The world's cities account for less than 3% of its land surface, but they are already home to much of its population. By 2050, two-thirds of us are projected to live in urban areas, where joined-up management of food, water and energy will be increasingly important. A wave of partly EU-funded projects is about to explore this sustainability issue. [read more]
The STEMM Equality Congress 2018 will offer delegates an opportunity to hear from and interact with thought leaders in equality, diversity and inclusion strategy, policy and practice in STEMM worldwide. Building on some of the key themes and issues presented during the 2017 congress, 2018 will focus on inter-sectionality, sharing success stories from around the world, practical measures that are working for other organisations, local challenges that organisations are facing, the tools they are using to address these challenges and how these tools can be applied in other countries and regions. [read more]
Source: What's New in Innovation
The theory of electromagnetic polarisation has been under development for more than 150 years since British scientist Michael Faraday provided the first experimental evidence of the interaction between electricity, magnetism and light. An EU-funded project is now helping to fit together the missing pieces of the puzzle. [read more]
The EU-funded SWEETOOLS project aims to improve our understanding of the role of sugars in human biology. Exploring optimised versions of biosynthesised proteins combined with chemically synthesised drugs could help the development of novel biomedicines and vaccines targeting, for example, influenza. [read more]
Stuffy office environments and poor air quality in schools, hospitals and factories could soon be a distant memory thanks to low-cost smart sensor and ventilation-control technology capable of intelligently detecting and removing hazardous airborne substances. The technology was developed through EU-funded research. [read more]
Source: What's New in Innovation
To stay safe on the roads, we need good infrastructure, alert road-users and effective technology. But what about a general safety culture? A team of researchers from countries with very different approaches to road-use is developing a cultural approach to road safety with the ultimate objective of cutting traffic accident numbers. [read more]
Fuel cell systems are an efficient way of converting chemical energy into electricity so as to reduce emissions and protect the environment. EU-funded research has advanced existing components and designs to develop an optimised version - boosting product lifetime and efficiency, and potential commercial uptake of a sustainable energy solution. [read more]
Worldwide, we waste around 1.3 billion tonnes of food a year, while nearly a billion people go hungry. An EU-funded project has created an online community to tackle the problem by sharing knowledge and redistributing food. [read more]
If flaws in infrastructure - a ship or a bridge for example - are spotted early, the damage can be repaired before anyone gets hurt, and before the costs mount.
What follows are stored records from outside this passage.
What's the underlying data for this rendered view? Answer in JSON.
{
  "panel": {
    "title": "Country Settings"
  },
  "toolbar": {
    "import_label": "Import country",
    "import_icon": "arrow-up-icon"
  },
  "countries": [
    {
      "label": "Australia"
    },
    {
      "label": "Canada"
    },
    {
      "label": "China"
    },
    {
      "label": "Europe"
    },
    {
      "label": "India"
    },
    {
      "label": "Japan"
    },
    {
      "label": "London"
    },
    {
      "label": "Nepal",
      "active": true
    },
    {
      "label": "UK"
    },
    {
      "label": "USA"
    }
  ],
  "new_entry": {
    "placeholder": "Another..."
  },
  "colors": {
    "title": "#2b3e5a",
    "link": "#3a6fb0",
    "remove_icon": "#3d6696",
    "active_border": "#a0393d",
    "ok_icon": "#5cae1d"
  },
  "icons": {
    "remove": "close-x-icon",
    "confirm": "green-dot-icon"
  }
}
It's a nice theory, but there are currently many uncertainties in ensuring structural safety, as well as a lack of specialists. An EU-funded project is addressing both problems. [read more]
The popping of corks and glugging of a good wine may not be at threat just yet, but if the diseases threatening Europe's vineyards have their way, they could be. EU-funded researchers therefore have very good reason to network around wine - they are building a knowledge bank to help vineyard owners protect their crops and keep the wine flowing. [read more]